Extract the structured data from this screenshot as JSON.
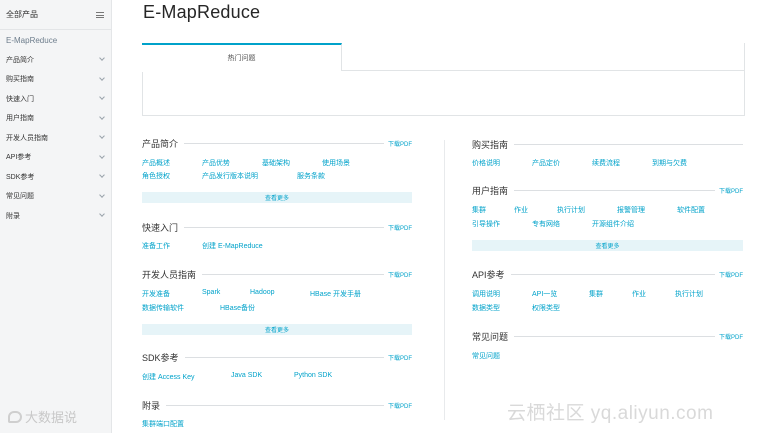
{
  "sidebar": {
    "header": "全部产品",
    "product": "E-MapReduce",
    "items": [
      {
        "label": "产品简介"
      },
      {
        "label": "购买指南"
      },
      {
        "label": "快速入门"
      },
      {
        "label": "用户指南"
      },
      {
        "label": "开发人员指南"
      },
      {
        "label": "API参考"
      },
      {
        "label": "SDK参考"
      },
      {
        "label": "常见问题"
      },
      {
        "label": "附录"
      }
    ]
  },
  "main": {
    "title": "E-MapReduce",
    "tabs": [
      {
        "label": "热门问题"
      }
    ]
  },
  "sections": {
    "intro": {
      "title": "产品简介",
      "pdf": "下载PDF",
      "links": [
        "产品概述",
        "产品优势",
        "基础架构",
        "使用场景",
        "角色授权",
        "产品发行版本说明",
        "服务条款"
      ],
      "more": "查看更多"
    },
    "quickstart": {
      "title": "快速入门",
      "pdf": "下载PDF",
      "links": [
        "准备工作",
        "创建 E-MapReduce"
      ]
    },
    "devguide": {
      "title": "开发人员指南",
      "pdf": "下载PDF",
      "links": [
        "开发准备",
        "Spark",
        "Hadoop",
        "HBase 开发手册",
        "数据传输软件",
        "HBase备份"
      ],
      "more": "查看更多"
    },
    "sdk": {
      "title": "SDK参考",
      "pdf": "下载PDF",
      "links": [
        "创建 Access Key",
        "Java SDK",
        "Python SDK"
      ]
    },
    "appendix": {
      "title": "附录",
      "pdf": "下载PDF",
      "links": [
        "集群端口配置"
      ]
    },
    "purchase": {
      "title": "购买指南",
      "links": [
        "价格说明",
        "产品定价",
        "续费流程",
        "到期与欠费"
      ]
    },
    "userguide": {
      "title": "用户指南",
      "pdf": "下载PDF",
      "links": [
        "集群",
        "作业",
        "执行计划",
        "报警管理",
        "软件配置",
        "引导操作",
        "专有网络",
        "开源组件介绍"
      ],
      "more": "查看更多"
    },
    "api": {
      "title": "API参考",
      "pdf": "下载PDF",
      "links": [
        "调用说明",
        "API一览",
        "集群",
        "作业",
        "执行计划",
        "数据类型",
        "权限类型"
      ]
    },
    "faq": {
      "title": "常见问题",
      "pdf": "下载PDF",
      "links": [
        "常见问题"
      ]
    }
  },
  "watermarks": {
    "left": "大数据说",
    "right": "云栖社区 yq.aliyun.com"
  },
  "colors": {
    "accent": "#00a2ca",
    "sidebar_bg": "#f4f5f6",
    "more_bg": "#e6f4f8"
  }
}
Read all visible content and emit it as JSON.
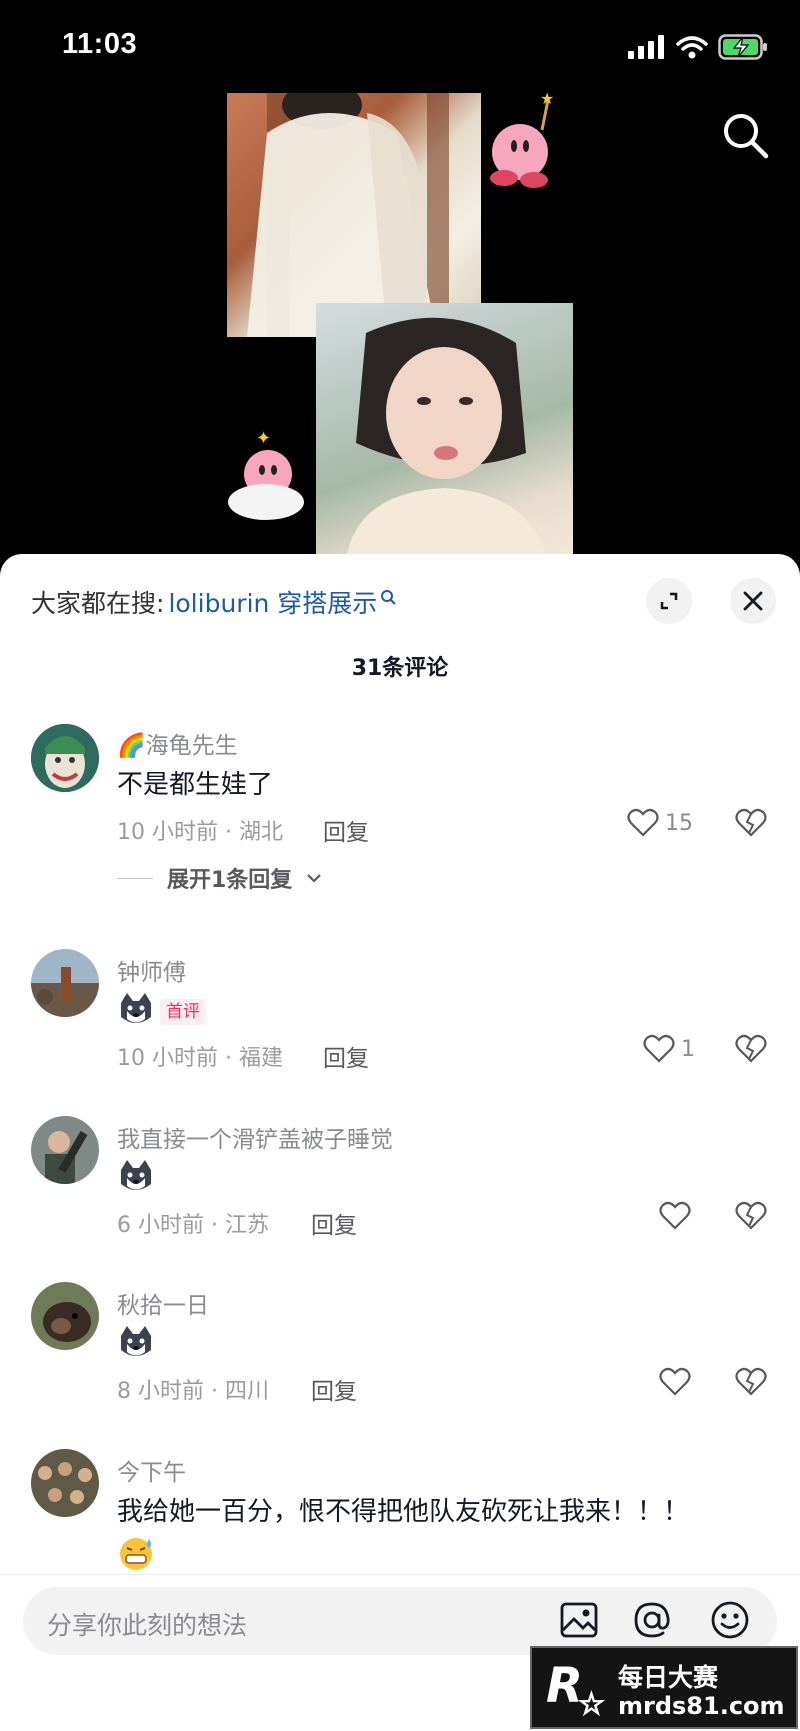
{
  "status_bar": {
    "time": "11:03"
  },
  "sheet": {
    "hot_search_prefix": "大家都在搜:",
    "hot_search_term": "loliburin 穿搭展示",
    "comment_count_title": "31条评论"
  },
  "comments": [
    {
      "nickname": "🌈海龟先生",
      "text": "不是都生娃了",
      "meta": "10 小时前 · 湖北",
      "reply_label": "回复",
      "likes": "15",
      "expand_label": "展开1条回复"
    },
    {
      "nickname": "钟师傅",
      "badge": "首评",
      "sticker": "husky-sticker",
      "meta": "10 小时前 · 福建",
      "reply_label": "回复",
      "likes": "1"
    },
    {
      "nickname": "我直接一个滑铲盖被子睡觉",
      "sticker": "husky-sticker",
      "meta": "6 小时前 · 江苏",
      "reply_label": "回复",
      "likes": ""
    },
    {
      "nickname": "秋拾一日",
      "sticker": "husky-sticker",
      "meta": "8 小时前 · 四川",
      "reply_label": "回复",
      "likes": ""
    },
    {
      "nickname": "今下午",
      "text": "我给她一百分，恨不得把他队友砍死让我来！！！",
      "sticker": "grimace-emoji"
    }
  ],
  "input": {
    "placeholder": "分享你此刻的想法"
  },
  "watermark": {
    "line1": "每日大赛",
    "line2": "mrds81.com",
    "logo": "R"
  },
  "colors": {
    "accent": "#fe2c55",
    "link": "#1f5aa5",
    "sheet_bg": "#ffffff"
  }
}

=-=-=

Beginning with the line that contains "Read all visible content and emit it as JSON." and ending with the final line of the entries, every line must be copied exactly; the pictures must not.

[EXERCISE ANSWER]:
Read all visible content and emit it as JSON.
{
  "status_bar": {
    "time": "11:03"
  },
  "sheet": {
    "hot_search_prefix": "大家都在搜:",
    "hot_search_term": "loliburin 穿搭展示",
    "comment_count_title": "31条评论"
  },
  "comments": [
    {
      "nickname": "🌈海龟先生",
      "text": "不是都生娃了",
      "meta": "10 小时前 · 湖北",
      "reply_label": "回复",
      "likes": "15",
      "expand_label": "展开1条回复"
    },
    {
      "nickname": "钟师傅",
      "badge": "首评",
      "sticker": "husky-sticker",
      "meta": "10 小时前 · 福建",
      "reply_label": "回复",
      "likes": "1"
    },
    {
      "nickname": "我直接一个滑铲盖被子睡觉",
      "sticker": "husky-sticker",
      "meta": "6 小时前 · 江苏",
      "reply_label": "回复",
      "likes": ""
    },
    {
      "nickname": "秋拾一日",
      "sticker": "husky-sticker",
      "meta": "8 小时前 · 四川",
      "reply_label": "回复",
      "likes": ""
    },
    {
      "nickname": "今下午",
      "text": "我给她一百分，恨不得把他队友砍死让我来！！！",
      "sticker": "grimace-emoji"
    }
  ],
  "input": {
    "placeholder": "分享你此刻的想法"
  },
  "watermark": {
    "line1": "每日大赛",
    "line2": "mrds81.com",
    "logo": "R"
  },
  "colors": {
    "accent": "#fe2c55",
    "link": "#1f5aa5",
    "sheet_bg": "#ffffff"
  }
}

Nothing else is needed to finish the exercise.